In the witness of Moses, we find deep, gritty, life-and-death encouragement. The message of Moses for us today is, “Keep looking ahead!”
Moses was an Israelite, but he was abandoned as a baby to avoid certain death. Taken in by Pharaoh’s daughter in Egypt, he grew up privileged. But to be clear, Moses was not a shining example of faith and self-control early in life. He killed an Egyptian who was being rough with an Israelite, so Pharaoh sought to capture him and put him to death.
Moses is definitively not the sort of fellow we expect to become the leader of God’s people and a hero in the faith. But God appeared to him, and the transformation began.
While on the mountain of Horeb, Moses came upon a bush on fire. Immediately, a voice cried out to him, “Moses! Moses!” (Exodus 3:4). God was speaking audibly to Moses through the burning bush. What could God possibly want with an ordinary, unimpressive shepherd like Moses?
The LORD said, “I have indeed seen the misery of my people in Egypt. I have heard them crying out because of their slave drivers, and I am concerned about their suffering. So I have come down to rescue them from the hand of the Egyptians and to bring them up out of that land into a good and spacious land, a land flowing with milk and honey. ... So now, go. I am sending you to Pharaoh to bring my people the Israelites out of Egypt.” (Exodus 3:7–10)
Moses responds how most of us would, "Who, me? Certainly not! You must have the wrong guy. I’m a murderer, in fact. Surely there’s been some mistake!"

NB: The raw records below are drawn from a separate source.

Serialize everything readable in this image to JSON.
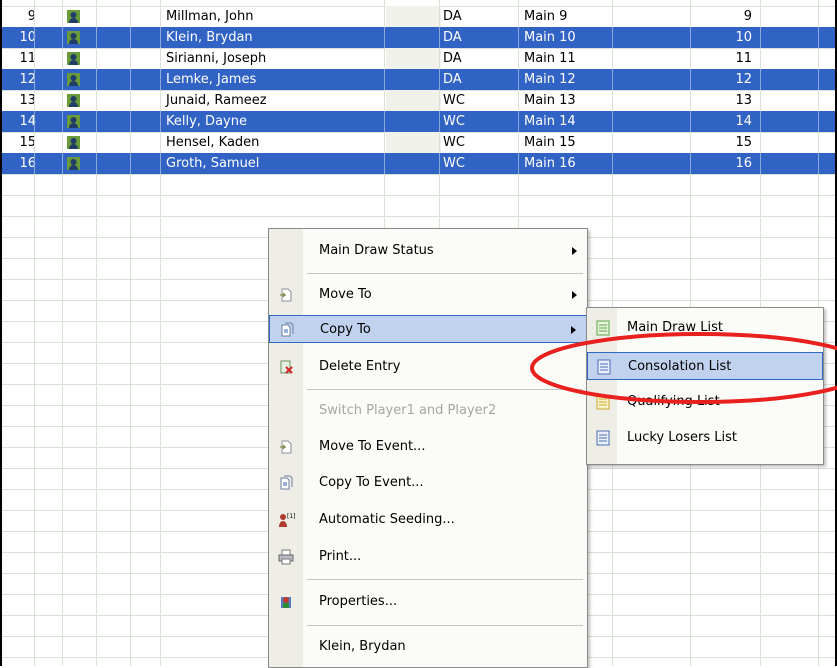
{
  "rows": [
    {
      "num": "9",
      "name": "Millman, John",
      "type": "DA",
      "position": "Main  9",
      "seed": "9",
      "selected": false
    },
    {
      "num": "10",
      "name": "Klein, Brydan",
      "type": "DA",
      "position": "Main  10",
      "seed": "10",
      "selected": true
    },
    {
      "num": "11",
      "name": "Sirianni, Joseph",
      "type": "DA",
      "position": "Main  11",
      "seed": "11",
      "selected": false
    },
    {
      "num": "12",
      "name": "Lemke, James",
      "type": "DA",
      "position": "Main  12",
      "seed": "12",
      "selected": true
    },
    {
      "num": "13",
      "name": "Junaid, Rameez",
      "type": "WC",
      "position": "Main  13",
      "seed": "13",
      "selected": false
    },
    {
      "num": "14",
      "name": "Kelly, Dayne",
      "type": "WC",
      "position": "Main  14",
      "seed": "14",
      "selected": true
    },
    {
      "num": "15",
      "name": "Hensel, Kaden",
      "type": "WC",
      "position": "Main  15",
      "seed": "15",
      "selected": false
    },
    {
      "num": "16",
      "name": "Groth, Samuel",
      "type": "WC",
      "position": "Main  16",
      "seed": "16",
      "selected": true
    }
  ],
  "context_menu": {
    "items": [
      {
        "label": "Main Draw Status",
        "submenu": true,
        "icon": "none"
      },
      {
        "label": "Move To",
        "submenu": true,
        "icon": "move-doc-icon"
      },
      {
        "label": "Copy To",
        "submenu": true,
        "icon": "copy-doc-icon",
        "highlighted": true
      },
      {
        "label": "Delete Entry",
        "icon": "delete-entry-icon"
      },
      {
        "label": "Switch Player1 and Player2",
        "disabled": true,
        "icon": "none"
      },
      {
        "label": "Move To Event...",
        "icon": "move-doc-icon"
      },
      {
        "label": "Copy To Event...",
        "icon": "copy-doc-icon"
      },
      {
        "label": "Automatic Seeding...",
        "icon": "seeding-icon"
      },
      {
        "label": "Print...",
        "icon": "printer-icon"
      },
      {
        "label": "Properties...",
        "icon": "properties-icon"
      },
      {
        "label": "Klein, Brydan",
        "icon": "none"
      }
    ]
  },
  "copy_to_submenu": {
    "items": [
      {
        "label": "Main Draw List",
        "icon": "green-list-icon"
      },
      {
        "label": "Consolation List",
        "icon": "blue-list-icon",
        "highlighted": true
      },
      {
        "label": "Qualifying List",
        "icon": "yellow-list-icon"
      },
      {
        "label": "Lucky Losers List",
        "icon": "blue-list-icon"
      }
    ]
  },
  "colors": {
    "selection": "#3163c5",
    "menu_hover": "#c1d2ee",
    "annotation": "#e8201e"
  }
}
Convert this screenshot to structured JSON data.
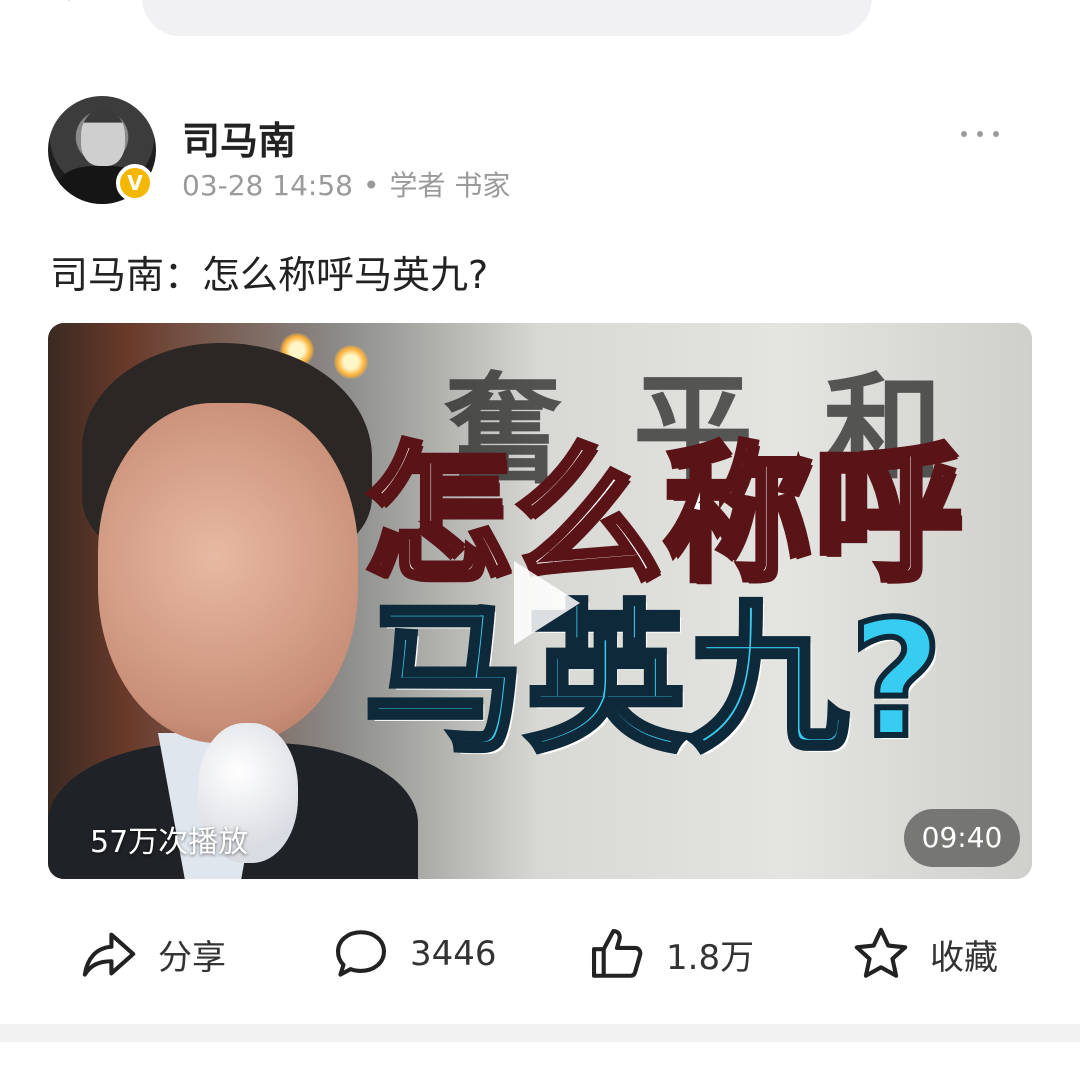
{
  "top_bar": {
    "search_placeholder": ""
  },
  "post": {
    "author": {
      "name": "司马南",
      "avatar_icon": "author-avatar",
      "verified_badge": "V",
      "verified_color": "#f5b800"
    },
    "meta": {
      "timestamp": "03-28 14:58",
      "separator": "•",
      "tags": "学者 书家"
    },
    "title": "司马南：怎么称呼马英九?",
    "video": {
      "overlay_line1": "怎么称呼",
      "overlay_line2": "马英九?",
      "background_text": "奮平和",
      "play_count": "57万次播放",
      "duration": "09:40",
      "overlay_accent_color": "#37cdf2"
    }
  },
  "actions": {
    "share": {
      "icon": "share-icon",
      "label": "分享"
    },
    "comment": {
      "icon": "comment-icon",
      "label": "3446"
    },
    "like": {
      "icon": "thumbs-up-icon",
      "label": "1.8万"
    },
    "favorite": {
      "icon": "star-icon",
      "label": "收藏"
    }
  }
}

God insists, “I will be with you. And this will be the sign to you that it is I who have sent you: When you have brought the people out of Egypt, you will worship God on this mountain” (Exodus 3:12).
Moses had a speech impediment; he was not a good fit for the vocal leadership of two million Israelites and several appearances in front of the king of Egypt. He also had a good, safe life now. He had a wife, kids, and a small flock to tend. Why rush into such a dangerous mission?

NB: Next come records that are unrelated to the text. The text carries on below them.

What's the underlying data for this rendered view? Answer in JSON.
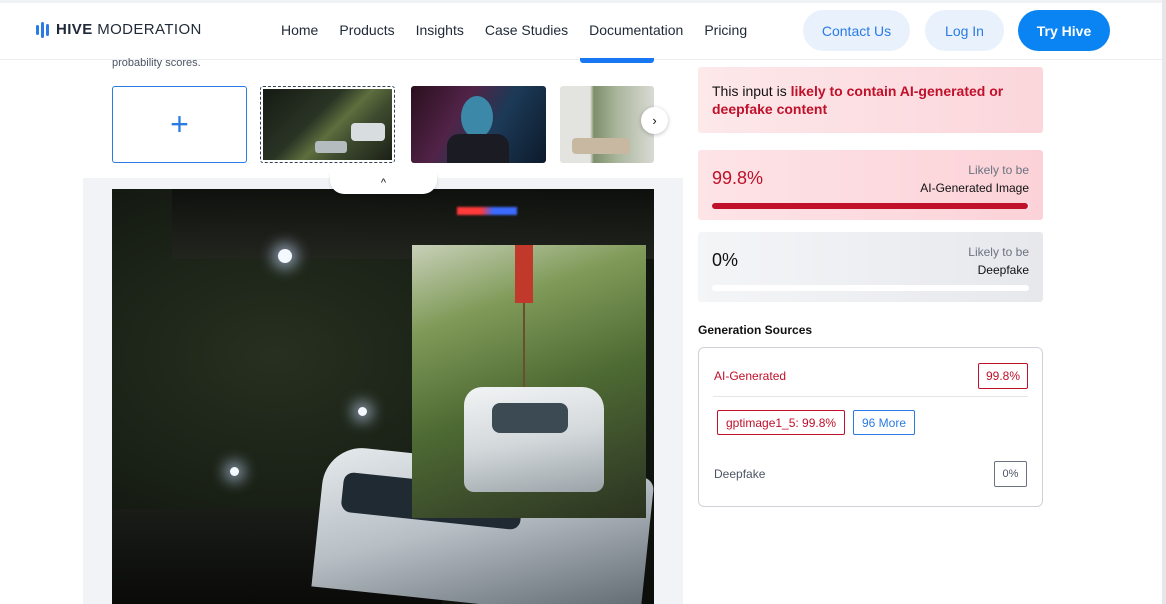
{
  "header": {
    "brand_bold": "HIVE",
    "brand_rest": "MODERATION",
    "nav": [
      "Home",
      "Products",
      "Insights",
      "Case Studies",
      "Documentation",
      "Pricing"
    ],
    "contact_label": "Contact Us",
    "login_label": "Log In",
    "try_label": "Try Hive"
  },
  "left": {
    "probability_text": "probability scores.",
    "add_symbol": "+",
    "next_arrow": "›",
    "collapse_arrow": "^"
  },
  "result": {
    "message_prefix": "This input is ",
    "message_highlight": "likely to contain AI-generated or deepfake content",
    "ai": {
      "value": "99.8%",
      "label_top": "Likely to be",
      "label_bottom": "AI-Generated Image",
      "fill_percent": 99.8
    },
    "deepfake": {
      "value": "0%",
      "label_top": "Likely to be",
      "label_bottom": "Deepfake",
      "fill_percent": 0
    }
  },
  "sources": {
    "title": "Generation Sources",
    "ai_label": "AI-Generated",
    "ai_score": "99.8%",
    "model_chip": "gptimage1_5: 99.8%",
    "more_chip": "96 More",
    "deepfake_label": "Deepfake",
    "deepfake_score": "0%"
  },
  "colors": {
    "accent_blue": "#2b7be4",
    "primary_button": "#0b84f3",
    "danger_red": "#c0102a"
  },
  "icons": [
    "hive-logo-icon",
    "plus-icon",
    "chevron-right-icon",
    "chevron-up-icon"
  ]
}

Moses may have thought all these things—but he still obeyed. And that’s why the author of Hebrews includes him in the Faith Hall of Fame.
Moses chose to be mistreated along with the people of God rather than to enjoy the fleeting pleasures of sin. He regarded disgrace for the sake of Christ as of greater value than the treasures of Egypt, because he was looking ahead to his reward. (Hebrews 11:25–26)